• Problem requirements:
Every line in the data below that includes "General" belongs in the answer, copied as it stands.
↓
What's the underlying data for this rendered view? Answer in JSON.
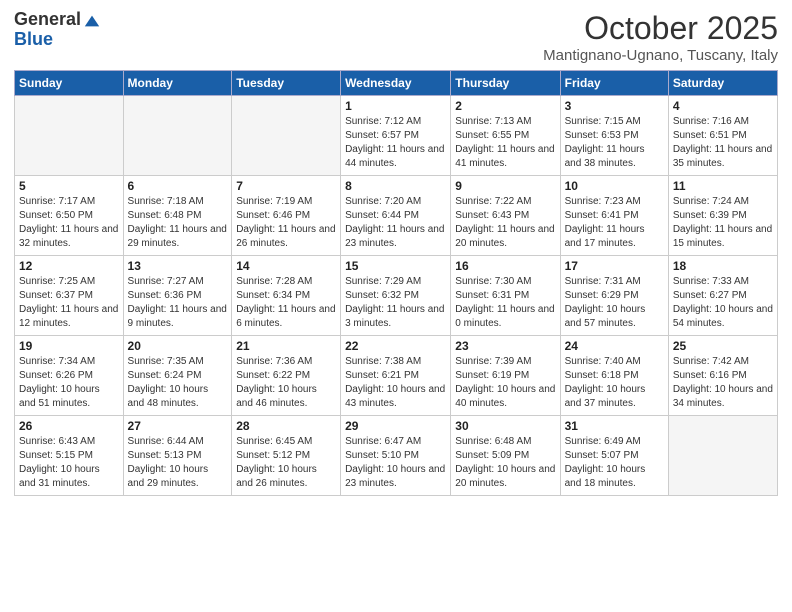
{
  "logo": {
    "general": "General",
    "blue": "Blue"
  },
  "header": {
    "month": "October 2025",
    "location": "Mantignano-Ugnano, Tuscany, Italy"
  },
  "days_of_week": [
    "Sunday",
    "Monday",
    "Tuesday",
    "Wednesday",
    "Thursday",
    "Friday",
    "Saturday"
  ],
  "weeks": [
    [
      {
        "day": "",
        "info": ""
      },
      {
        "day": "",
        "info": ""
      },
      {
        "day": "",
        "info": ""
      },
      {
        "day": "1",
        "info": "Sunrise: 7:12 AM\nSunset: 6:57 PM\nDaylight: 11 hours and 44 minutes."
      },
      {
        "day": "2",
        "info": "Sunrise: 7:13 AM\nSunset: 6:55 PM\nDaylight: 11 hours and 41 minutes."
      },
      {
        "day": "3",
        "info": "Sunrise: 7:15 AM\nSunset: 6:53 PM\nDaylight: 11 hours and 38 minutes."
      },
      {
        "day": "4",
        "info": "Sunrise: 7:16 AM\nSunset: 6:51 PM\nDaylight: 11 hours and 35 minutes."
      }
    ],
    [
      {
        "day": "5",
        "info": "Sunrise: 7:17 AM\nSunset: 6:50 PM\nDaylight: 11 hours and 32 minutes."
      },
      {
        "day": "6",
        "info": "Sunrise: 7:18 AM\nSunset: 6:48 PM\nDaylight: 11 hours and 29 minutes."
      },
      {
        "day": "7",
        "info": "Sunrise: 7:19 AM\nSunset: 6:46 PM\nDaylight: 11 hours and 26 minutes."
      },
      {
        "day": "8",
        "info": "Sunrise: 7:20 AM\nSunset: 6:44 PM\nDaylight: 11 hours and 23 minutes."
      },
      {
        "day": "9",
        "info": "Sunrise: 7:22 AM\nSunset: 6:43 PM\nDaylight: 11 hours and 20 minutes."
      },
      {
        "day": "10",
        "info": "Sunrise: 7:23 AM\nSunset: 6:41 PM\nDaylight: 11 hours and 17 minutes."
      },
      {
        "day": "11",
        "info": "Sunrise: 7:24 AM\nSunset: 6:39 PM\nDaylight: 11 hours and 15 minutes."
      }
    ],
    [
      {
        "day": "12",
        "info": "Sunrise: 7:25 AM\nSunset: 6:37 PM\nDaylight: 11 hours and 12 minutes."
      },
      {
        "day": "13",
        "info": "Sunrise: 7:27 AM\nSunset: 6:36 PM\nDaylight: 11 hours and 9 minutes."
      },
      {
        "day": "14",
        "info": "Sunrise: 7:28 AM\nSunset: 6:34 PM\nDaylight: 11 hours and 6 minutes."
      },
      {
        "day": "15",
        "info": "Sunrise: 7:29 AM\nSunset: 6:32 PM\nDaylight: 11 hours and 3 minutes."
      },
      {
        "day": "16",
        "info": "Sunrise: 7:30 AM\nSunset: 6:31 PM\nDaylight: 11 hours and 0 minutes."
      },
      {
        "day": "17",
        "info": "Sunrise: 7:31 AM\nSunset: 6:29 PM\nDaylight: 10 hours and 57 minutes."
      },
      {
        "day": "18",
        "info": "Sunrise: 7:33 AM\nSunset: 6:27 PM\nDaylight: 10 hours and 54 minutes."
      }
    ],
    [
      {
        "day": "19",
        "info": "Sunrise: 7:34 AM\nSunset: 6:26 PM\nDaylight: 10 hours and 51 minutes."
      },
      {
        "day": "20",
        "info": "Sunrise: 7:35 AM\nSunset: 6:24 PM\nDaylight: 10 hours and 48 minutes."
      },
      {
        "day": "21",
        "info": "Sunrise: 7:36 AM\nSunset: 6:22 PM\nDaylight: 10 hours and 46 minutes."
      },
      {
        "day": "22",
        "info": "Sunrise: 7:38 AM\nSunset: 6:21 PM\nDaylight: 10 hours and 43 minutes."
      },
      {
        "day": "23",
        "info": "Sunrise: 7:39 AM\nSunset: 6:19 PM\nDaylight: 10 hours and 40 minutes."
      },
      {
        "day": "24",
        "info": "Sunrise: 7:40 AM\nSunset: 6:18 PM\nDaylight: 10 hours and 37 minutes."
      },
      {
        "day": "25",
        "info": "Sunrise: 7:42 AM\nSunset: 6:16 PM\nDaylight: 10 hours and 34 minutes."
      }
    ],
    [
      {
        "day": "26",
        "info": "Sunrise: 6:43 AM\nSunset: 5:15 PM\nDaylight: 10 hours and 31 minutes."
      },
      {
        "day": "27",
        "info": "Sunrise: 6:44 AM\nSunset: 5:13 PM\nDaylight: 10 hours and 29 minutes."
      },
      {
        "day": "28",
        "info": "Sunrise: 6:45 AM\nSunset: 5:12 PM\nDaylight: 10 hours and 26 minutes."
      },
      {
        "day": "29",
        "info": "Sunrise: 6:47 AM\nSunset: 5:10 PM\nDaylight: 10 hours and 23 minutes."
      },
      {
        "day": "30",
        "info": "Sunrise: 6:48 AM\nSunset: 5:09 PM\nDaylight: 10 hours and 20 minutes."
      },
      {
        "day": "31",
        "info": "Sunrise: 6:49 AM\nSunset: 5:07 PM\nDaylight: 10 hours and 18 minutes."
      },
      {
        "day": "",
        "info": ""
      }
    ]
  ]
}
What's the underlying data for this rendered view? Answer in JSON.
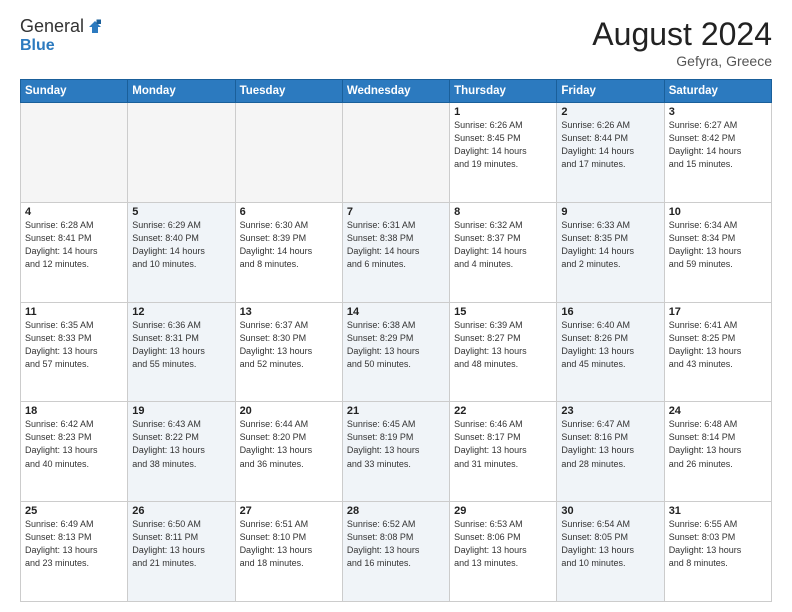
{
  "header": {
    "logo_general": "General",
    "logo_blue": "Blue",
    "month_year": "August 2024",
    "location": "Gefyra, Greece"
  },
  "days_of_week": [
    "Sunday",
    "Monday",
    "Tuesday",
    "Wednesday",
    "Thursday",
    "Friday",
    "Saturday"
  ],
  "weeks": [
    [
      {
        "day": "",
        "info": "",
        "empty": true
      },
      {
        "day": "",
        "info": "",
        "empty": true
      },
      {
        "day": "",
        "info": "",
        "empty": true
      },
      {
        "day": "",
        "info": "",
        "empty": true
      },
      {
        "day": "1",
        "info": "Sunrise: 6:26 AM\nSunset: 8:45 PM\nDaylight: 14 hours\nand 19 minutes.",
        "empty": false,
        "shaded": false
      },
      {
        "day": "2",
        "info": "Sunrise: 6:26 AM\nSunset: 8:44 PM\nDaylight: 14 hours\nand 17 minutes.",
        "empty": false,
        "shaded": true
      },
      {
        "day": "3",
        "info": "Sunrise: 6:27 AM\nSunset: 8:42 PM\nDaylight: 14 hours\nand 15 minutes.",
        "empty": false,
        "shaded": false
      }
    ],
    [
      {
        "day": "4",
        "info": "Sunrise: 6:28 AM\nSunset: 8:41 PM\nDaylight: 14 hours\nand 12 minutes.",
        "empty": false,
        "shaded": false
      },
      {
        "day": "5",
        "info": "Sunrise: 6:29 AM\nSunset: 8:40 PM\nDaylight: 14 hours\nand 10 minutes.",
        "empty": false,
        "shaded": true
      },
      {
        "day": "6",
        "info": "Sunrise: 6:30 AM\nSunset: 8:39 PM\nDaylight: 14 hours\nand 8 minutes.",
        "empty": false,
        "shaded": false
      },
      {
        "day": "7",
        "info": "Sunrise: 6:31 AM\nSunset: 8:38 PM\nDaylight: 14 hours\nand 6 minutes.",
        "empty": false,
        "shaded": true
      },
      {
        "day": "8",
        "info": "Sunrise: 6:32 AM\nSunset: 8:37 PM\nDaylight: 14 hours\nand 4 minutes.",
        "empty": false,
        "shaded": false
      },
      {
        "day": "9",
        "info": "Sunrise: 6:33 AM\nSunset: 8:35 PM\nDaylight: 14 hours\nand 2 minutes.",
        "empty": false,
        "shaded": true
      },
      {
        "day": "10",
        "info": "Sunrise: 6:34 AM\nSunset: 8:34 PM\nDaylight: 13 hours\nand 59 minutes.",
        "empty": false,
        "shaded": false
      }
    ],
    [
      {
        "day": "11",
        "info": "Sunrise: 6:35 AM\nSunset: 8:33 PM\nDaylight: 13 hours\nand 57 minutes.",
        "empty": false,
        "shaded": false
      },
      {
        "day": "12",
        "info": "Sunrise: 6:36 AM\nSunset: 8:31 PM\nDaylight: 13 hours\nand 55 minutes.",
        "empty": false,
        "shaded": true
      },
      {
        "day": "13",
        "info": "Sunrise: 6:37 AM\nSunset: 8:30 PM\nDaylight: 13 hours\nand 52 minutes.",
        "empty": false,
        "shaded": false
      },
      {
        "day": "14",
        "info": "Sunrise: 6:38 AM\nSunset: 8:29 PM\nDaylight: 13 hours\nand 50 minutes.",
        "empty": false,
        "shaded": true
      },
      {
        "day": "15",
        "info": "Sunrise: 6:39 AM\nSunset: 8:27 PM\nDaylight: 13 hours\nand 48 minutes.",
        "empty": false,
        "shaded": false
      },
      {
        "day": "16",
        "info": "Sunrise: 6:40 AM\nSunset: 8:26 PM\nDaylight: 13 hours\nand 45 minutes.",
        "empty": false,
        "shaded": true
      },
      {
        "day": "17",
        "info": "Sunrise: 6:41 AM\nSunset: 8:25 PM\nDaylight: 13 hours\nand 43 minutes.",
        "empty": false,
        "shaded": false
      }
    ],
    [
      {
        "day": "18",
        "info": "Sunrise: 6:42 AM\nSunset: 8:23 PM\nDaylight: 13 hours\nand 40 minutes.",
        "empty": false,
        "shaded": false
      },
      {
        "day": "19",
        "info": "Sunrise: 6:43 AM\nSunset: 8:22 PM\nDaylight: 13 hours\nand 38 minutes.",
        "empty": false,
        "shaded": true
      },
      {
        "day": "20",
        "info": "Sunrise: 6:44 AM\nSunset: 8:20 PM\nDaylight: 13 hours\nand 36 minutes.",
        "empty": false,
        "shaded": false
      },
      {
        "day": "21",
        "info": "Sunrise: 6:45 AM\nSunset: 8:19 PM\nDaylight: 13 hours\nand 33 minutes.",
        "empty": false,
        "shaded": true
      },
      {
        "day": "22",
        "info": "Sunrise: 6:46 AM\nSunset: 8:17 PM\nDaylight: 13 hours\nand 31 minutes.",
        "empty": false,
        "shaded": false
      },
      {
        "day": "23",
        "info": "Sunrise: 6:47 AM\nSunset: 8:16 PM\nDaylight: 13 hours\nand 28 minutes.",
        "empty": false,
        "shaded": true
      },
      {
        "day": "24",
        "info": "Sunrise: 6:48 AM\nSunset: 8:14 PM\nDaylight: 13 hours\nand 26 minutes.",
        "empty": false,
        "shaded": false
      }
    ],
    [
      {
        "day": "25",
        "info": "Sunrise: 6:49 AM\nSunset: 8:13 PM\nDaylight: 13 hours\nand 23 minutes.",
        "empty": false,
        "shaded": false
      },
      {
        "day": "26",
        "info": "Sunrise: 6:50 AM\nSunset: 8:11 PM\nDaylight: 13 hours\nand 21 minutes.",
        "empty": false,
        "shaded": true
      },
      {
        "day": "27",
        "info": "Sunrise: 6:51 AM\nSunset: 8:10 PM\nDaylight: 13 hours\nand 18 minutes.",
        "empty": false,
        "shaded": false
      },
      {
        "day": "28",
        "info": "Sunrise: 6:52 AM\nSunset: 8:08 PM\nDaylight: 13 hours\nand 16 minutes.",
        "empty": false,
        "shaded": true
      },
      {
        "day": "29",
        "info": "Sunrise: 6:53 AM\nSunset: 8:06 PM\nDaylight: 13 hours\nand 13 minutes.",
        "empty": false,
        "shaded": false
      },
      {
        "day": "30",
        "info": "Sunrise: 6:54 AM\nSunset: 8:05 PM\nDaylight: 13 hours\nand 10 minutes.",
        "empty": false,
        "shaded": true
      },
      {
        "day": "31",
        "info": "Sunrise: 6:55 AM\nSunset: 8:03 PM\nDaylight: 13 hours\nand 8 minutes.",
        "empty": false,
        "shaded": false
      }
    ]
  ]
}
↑
• Solved exercise:
    "general": "General",
    "logo_general": "General",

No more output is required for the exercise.